▸ Exercise goal
Please report, as a single number, how many lines in the entries include the string "flag".

▸ Study material
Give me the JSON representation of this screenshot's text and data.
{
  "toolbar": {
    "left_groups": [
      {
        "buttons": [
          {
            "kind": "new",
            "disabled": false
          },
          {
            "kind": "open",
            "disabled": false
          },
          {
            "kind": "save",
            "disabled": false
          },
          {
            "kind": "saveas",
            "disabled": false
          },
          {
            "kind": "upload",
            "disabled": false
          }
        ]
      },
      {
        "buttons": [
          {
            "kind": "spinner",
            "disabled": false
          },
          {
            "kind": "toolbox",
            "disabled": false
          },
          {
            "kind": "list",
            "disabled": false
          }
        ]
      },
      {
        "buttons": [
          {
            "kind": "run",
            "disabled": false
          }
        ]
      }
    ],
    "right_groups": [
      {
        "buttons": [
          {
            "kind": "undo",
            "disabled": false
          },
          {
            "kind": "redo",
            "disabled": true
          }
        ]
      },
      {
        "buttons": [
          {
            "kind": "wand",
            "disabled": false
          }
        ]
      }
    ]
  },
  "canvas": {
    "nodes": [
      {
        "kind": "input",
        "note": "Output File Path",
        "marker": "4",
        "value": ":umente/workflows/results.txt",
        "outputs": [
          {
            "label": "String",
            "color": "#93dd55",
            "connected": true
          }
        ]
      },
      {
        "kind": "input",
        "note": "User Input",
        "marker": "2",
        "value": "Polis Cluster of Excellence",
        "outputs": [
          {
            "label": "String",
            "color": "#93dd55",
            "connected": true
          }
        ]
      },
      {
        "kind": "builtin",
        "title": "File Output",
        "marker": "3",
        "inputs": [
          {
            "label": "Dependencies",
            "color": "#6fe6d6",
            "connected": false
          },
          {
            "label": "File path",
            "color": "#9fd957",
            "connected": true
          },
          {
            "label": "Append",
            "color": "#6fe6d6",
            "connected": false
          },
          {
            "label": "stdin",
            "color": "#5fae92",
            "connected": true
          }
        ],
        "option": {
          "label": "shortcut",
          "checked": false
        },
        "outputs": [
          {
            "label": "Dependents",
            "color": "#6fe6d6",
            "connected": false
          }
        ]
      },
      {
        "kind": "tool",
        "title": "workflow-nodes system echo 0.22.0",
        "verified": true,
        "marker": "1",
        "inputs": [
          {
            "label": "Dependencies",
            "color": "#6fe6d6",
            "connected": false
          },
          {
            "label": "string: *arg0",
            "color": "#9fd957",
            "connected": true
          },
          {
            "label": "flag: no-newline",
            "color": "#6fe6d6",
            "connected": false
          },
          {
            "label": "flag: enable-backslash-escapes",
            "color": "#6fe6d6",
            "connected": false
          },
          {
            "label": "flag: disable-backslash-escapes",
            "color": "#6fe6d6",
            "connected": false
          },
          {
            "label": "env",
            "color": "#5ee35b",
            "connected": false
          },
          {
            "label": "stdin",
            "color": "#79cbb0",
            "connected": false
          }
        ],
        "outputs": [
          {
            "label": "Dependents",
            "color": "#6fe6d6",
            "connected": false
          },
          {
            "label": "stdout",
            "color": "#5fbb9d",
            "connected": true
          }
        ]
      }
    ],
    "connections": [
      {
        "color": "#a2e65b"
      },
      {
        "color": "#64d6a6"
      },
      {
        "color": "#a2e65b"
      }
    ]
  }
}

▸ Problem solution
3